7. User.Attribute.Recovery: att is the algorithm input parameter; list is the cancellation list corresponding to the attribute; and prime is the prime number corresponding to the user. The cancellation of the user may be temporary. When the user re-owns the attribute att, DO takes out the prime number corresponding to the user and the list corresponding to the attribute from the mapping tables map<user,prime> and map<att,list> respectively, and calculate list’=listprime.

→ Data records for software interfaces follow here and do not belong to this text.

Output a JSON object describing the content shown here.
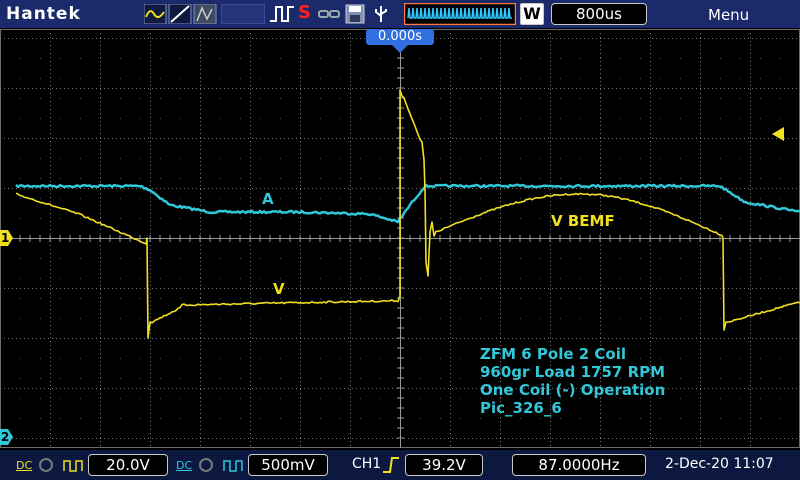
{
  "header": {
    "brand": "Hantek",
    "stop_indicator": "S",
    "timebase": "800us",
    "trigger_mode": "W",
    "menu_label": "Menu"
  },
  "screen": {
    "trigger_time_marker": "0.000s",
    "ch1_marker": "1",
    "ch2_marker": "2",
    "trace_labels": {
      "a": "A",
      "v": "V",
      "v_bemf": "V BEMF"
    },
    "note_lines": [
      "ZFM 6 Pole 2 Coil",
      "960gr Load 1757 RPM",
      "One Coil (-) Operation",
      "Pic_326_6"
    ]
  },
  "footer": {
    "ch1_coupling": "DC",
    "ch1_volts_div": "20.0V",
    "ch2_coupling": "DC",
    "ch2_volts_div": "500mV",
    "trigger_source": "CH1",
    "trigger_level": "39.2V",
    "frequency": "87.0000Hz",
    "datetime": "2-Dec-20 11:07"
  },
  "colors": {
    "ch1": "#f0e020",
    "ch2": "#30c8d8",
    "grid": "#6a6a6a",
    "accent": "#ff7a3a",
    "trigger_marker": "#3070e0"
  }
}
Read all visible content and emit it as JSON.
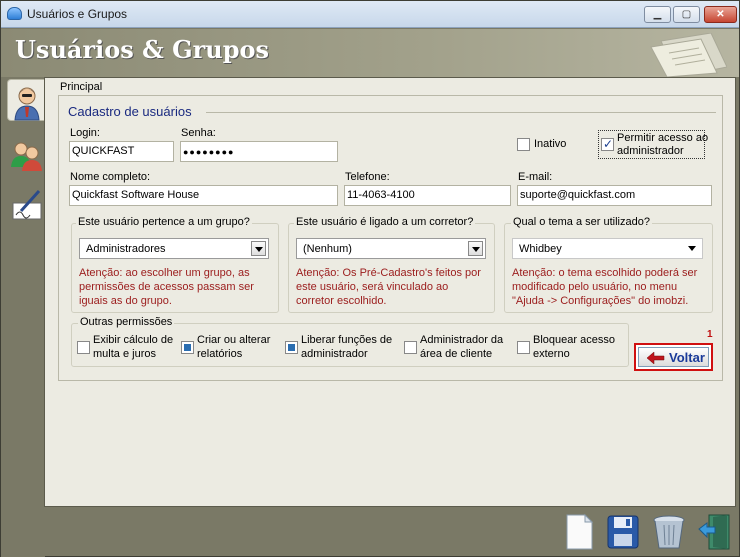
{
  "window": {
    "title": "Usuários e Grupos",
    "controls": {
      "minimize": "▁",
      "maximize": "▢",
      "close": "✕"
    }
  },
  "header": {
    "title": "Usuários & Grupos"
  },
  "sidebar": {
    "items": [
      {
        "icon": "user-icon",
        "active": true
      },
      {
        "icon": "group-icon",
        "active": false
      },
      {
        "icon": "signature-icon",
        "active": false
      }
    ]
  },
  "tab": {
    "label": "Principal"
  },
  "form": {
    "section_title": "Cadastro de usuários",
    "login": {
      "label": "Login:",
      "value": "QUICKFAST"
    },
    "senha": {
      "label": "Senha:",
      "value": "●●●●●●●●"
    },
    "inativo": {
      "label": "Inativo",
      "checked": false
    },
    "permitir": {
      "label_line1": "Permitir acesso ao",
      "label_line2": "administrador",
      "checked": true
    },
    "nome": {
      "label": "Nome completo:",
      "value": "Quickfast Software House"
    },
    "telefone": {
      "label": "Telefone:",
      "value": "11-4063-4100"
    },
    "email": {
      "label": "E-mail:",
      "value": "suporte@quickfast.com"
    }
  },
  "groups": {
    "grupo": {
      "title": "Este usuário pertence a um grupo?",
      "selected": "Administradores",
      "warning": [
        "Atenção: ao escolher um grupo, as",
        "permissões de acessos passam ser",
        "iguais as do grupo."
      ]
    },
    "corretor": {
      "title": "Este usuário é ligado a um corretor?",
      "selected": "(Nenhum)",
      "warning": [
        "Atenção: Os Pré-Cadastro's feitos por",
        "este usuário, será vinculado ao",
        "corretor escolhido."
      ]
    },
    "tema": {
      "title": "Qual o tema a ser utilizado?",
      "selected": "Whidbey",
      "warning": [
        "Atenção: o tema escolhido poderá ser",
        "modificado pelo usuário, no menu",
        "\"Ajuda -> Configurações\" do imobzi."
      ]
    }
  },
  "outras": {
    "title": "Outras permissões",
    "items": [
      {
        "line1": "Exibir cálculo de",
        "line2": "multa e juros",
        "checked": false
      },
      {
        "line1": "Criar ou alterar",
        "line2": "relatórios",
        "checked": true
      },
      {
        "line1": "Liberar funções de",
        "line2": "administrador",
        "checked": true
      },
      {
        "line1": "Administrador da",
        "line2": "área de cliente",
        "checked": false
      },
      {
        "line1": "Bloquear acesso",
        "line2": "externo",
        "checked": false
      }
    ]
  },
  "voltar": {
    "label": "Voltar",
    "badge": "1"
  },
  "footer": {
    "icons": [
      "new-document-icon",
      "save-icon",
      "trash-icon",
      "exit-door-icon"
    ]
  }
}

The revocation list corresponding to the attribute att is updated to list’.
User Management Basic information owned by the user (minimum data set): GID (provided by CA or business
side, but overall uniqueness must be guaranteed), CP-ABE user attributes (provided by the business side), unique prime number (provided by the CA user registration unit), private key (generated by CA user private key generation unit). The user submits information (GID, CP-ABE user attribute, unique prime number) to the CA, applies for registration and generates a user private key.
Modification of Access Control Policy
In practical engineering applications, better choose the cancellation scheme with low complexity,
low computing cost, and simple implementation. Therefore, the policy cancellation scheme adopted in this design is as follows: Revoke users through a fixed-length cancellation list record, so that the cancellation process does not need to update the secret keys of the system and related users, which can greatly reduce the computational burden caused by the cancellation.
User attribute cancellation: att is the algorithm input parameter; list is the cancellation list; prime is the prime number corresponding to the user prime. When the att of a user is cancelled, DO takes out the prime corresponding to the user and list corresponding to the attribute from the mapping tables map<user, prime> and map<att, list> respectively, and calculates list’=listprime. The cancellation list corresponding to the attribute att is updated to list’.
User attribute restoration: att is the algorithm input parameter; list is the cancellation list corresponding to the attribute; prime is the prime number corresponding to the user. The can- cellation of the user may be temporary. When the user re-owns the att, DO takes out the prime number and the cancellation list from the mapping tables map<user,prime> and map<att,list> respectively, and calculate list’=listprime. The cancellation list corresponding to the attribute att is updated to list’.